Such hypermediated texts create experiences – as opposed to simply readable “documents” – when they enable and achieve what Janet Murray has called the “key design goal for any digital artifact”: agency (“Participatory Affordance”). Murray notes that the ability of an interactor “to manipulate, contribute to, and have an effect upon digital content” combined with the transparent workings of the computer’s scripted procedures, when done effectively, results in that pleasurable sense of having power, of being able to make “something happen in a dynamically responsive world” (“Agency”).
If this is the goal – real interaction between users and digital artifacts that can result in the development of something new – an action, a connection, a spark – then we need to think more about Delagrange’s argument for the creation of hypermediated thinking spaces that allow for exploration and possibilities rather than the insistence on what Mark Sample has called “the rigid thesis/defense model that (surprise!) eliminates complexity, ambiguity, and most traces of critical thinking” that characterizes student essays and, in many cases, traditional scholarly written work (“What’s Wrong with Writing Essays”)
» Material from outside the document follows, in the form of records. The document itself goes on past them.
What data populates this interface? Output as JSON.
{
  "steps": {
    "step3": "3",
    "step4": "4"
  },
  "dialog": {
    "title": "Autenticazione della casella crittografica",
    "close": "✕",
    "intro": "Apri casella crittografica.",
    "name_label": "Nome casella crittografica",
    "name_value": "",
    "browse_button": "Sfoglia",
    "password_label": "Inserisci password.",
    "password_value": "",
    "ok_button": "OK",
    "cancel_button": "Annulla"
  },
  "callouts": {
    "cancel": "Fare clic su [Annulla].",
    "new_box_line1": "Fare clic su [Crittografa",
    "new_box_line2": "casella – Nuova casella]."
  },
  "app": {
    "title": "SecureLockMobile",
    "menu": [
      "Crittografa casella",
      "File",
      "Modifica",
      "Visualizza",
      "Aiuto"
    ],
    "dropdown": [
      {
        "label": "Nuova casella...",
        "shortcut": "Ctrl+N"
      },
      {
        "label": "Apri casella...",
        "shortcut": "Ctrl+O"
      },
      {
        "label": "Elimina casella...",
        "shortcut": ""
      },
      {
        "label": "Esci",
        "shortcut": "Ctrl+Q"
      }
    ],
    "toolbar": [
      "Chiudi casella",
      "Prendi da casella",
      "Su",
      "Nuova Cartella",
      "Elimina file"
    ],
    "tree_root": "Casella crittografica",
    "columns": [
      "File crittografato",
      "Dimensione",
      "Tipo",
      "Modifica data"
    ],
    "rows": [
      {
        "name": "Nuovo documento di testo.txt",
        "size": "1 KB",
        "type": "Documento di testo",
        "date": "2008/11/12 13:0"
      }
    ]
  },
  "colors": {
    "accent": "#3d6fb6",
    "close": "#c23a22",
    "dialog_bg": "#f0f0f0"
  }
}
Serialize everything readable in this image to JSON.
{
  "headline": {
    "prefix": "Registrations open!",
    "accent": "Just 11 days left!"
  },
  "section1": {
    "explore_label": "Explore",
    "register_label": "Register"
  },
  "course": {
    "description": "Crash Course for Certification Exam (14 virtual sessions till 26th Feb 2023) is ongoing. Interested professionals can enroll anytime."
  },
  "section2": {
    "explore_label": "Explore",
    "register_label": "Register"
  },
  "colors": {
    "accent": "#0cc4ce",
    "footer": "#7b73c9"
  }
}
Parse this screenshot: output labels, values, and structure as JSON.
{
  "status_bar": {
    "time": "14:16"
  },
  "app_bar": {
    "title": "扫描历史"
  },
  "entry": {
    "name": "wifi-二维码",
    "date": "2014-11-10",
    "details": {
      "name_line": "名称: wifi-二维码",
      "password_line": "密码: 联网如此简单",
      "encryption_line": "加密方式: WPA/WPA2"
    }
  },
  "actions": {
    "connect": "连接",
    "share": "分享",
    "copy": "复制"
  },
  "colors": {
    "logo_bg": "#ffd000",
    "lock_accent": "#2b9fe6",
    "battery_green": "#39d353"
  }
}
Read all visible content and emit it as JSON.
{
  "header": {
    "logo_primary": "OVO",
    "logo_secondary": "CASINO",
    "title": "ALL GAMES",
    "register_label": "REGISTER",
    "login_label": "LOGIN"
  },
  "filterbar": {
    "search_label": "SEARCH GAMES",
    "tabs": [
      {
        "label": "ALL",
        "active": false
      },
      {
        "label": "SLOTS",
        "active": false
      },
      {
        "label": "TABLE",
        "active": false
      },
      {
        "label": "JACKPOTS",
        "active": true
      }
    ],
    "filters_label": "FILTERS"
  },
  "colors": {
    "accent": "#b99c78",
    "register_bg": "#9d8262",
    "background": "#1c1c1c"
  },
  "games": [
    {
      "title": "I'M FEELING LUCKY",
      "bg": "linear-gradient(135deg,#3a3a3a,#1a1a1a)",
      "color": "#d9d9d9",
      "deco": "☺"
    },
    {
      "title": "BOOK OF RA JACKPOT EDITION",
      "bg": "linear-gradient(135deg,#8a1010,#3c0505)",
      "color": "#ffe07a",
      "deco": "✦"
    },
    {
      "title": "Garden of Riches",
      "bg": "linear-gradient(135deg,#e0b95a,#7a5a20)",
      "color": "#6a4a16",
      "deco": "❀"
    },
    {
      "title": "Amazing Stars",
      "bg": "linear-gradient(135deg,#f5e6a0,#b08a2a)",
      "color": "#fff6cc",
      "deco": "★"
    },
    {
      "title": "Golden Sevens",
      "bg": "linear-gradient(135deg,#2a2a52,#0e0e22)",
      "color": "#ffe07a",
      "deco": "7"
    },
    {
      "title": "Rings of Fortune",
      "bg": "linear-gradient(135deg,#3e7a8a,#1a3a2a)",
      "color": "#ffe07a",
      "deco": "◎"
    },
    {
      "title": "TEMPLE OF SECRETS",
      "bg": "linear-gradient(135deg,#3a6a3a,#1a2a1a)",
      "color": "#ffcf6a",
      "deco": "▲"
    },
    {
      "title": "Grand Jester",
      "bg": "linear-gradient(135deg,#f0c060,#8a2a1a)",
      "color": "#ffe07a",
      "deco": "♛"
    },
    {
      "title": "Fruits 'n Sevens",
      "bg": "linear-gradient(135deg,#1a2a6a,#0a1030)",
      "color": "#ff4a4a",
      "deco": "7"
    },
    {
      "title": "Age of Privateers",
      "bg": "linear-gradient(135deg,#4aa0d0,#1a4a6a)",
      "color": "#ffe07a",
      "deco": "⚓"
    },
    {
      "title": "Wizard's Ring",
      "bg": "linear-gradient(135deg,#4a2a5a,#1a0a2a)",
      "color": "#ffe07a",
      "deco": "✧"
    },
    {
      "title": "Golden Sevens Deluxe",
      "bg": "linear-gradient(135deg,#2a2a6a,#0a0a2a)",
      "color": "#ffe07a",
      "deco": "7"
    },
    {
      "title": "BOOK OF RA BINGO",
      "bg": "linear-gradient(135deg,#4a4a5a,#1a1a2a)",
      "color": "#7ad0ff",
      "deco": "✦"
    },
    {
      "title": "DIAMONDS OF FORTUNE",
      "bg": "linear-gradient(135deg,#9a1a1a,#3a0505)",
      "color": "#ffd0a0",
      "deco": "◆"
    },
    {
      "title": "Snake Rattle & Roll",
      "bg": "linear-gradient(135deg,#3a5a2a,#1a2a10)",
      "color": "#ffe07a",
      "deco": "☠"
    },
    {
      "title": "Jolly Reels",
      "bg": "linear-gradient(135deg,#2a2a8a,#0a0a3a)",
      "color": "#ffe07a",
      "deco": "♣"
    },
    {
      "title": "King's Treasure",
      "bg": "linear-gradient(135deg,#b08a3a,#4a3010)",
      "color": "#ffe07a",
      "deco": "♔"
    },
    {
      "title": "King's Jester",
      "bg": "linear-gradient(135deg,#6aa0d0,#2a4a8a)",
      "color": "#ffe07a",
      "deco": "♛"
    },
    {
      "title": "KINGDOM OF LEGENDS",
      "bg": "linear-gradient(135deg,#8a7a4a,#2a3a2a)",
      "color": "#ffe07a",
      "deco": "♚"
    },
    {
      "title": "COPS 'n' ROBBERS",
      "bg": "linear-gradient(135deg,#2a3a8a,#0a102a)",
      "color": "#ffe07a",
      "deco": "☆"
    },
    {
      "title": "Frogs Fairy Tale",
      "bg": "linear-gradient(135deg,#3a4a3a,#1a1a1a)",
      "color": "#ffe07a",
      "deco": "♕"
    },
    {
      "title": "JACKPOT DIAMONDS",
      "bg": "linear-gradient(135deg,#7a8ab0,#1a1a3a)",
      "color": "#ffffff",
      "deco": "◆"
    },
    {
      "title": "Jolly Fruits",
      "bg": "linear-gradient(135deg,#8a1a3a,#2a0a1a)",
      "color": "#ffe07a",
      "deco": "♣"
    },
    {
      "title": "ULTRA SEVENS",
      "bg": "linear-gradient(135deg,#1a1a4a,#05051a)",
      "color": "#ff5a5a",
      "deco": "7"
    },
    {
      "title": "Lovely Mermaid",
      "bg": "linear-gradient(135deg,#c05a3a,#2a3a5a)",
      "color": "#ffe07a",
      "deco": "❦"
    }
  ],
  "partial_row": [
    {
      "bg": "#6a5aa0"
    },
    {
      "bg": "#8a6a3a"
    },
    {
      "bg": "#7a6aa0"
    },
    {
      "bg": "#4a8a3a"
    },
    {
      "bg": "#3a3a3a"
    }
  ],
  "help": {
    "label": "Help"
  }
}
[Sidebar: The serendipitous moments that can occur thanks to the digital, networked environment can result in some really fascinating work. If you haven’t ever taken a look at the interactive web documentary Welcome to Pine Point, have a look. And this project was the result of that moment of connection – of finding something online that struck a spark. Those moments of connection and spark are what I want to create opportunities for.]
So, what does all this have to do with eportfolios? I claimed earlier that they marked a starting point for my thinking process, so where is the connection between eports and the creation of interactive digital artifacts that exhibit curated research and information in a way that produces agency? The practice of portfolio keeping and composition, particularly in digital spaces and with digital tools, requires just what Delagrange insists on – an attention to collection, arrangement, and critical thinking (on the part of both the creator and the readers of the portfolio). Such a practice suggests ways we might conceptualize research projects as processes rather than products. As demonstrations of the winding paths, dead ends, and serendipitous connections that characterize research and the development of ideas. As collaborative visions that might discern further problems and possibilities rather than seeing closure.
The classic mantra for portfolio practice is “collect, select, reflect.” Making sense comes only after a process of gathering, sorting, and arranging a corpus of material that can be widely varied and incoherent. In my experience working with students in an interdisciplinary writing program, I have watched students struggle with the vastness and disparity of their artifacts, but what has been most interesting is the way that they are ultimately discerning connections and patterns through the process of collection and curation. In the next post, I will go into further detail about how my work with students preparing capstone portfolios has influenced my sense of their potential as research models and suggested some ideas for how connections and sparks might be fostered.